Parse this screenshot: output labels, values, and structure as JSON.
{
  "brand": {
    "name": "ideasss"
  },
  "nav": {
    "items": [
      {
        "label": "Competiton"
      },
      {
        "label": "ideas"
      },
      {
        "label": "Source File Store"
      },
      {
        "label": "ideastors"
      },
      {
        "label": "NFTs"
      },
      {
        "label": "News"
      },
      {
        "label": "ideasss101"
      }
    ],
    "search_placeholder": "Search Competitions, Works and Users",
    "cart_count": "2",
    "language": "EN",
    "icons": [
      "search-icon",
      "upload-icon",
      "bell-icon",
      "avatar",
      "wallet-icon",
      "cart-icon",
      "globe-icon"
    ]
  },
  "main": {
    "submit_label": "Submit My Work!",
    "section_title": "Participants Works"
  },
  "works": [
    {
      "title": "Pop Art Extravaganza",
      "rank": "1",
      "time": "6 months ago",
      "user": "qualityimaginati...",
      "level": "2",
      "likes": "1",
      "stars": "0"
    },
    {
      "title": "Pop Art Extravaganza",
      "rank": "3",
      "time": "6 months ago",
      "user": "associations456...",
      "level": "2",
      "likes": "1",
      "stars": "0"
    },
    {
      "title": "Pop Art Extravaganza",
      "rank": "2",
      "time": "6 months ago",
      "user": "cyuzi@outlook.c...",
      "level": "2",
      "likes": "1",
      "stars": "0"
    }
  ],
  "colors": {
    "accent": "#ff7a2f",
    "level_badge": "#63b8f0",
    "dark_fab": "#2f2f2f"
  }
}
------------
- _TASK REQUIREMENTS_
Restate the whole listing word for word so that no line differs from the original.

- _WRITTEN RESPONSE_
Parse this screenshot: output labels, values, and structure as JSON.
{
  "brand": {
    "name": "ideasss"
  },
  "nav": {
    "items": [
      {
        "label": "Competiton"
      },
      {
        "label": "ideas"
      },
      {
        "label": "Source File Store"
      },
      {
        "label": "ideastors"
      },
      {
        "label": "NFTs"
      },
      {
        "label": "News"
      },
      {
        "label": "ideasss101"
      }
    ],
    "search_placeholder": "Search Competitions, Works and Users",
    "cart_count": "2",
    "language": "EN",
    "icons": [
      "search-icon",
      "upload-icon",
      "bell-icon",
      "avatar",
      "wallet-icon",
      "cart-icon",
      "globe-icon"
    ]
  },
  "main": {
    "submit_label": "Submit My Work!",
    "section_title": "Participants Works"
  },
  "works": [
    {
      "title": "Pop Art Extravaganza",
      "rank": "1",
      "time": "6 months ago",
      "user": "qualityimaginati...",
      "level": "2",
      "likes": "1",
      "stars": "0"
    },
    {
      "title": "Pop Art Extravaganza",
      "rank": "3",
      "time": "6 months ago",
      "user": "associations456...",
      "level": "2",
      "likes": "1",
      "stars": "0"
    },
    {
      "title": "Pop Art Extravaganza",
      "rank": "2",
      "time": "6 months ago",
      "user": "cyuzi@outlook.c...",
      "level": "2",
      "likes": "1",
      "stars": "0"
    }
  ],
  "colors": {
    "accent": "#ff7a2f",
    "level_badge": "#63b8f0",
    "dark_fab": "#2f2f2f"
  }
}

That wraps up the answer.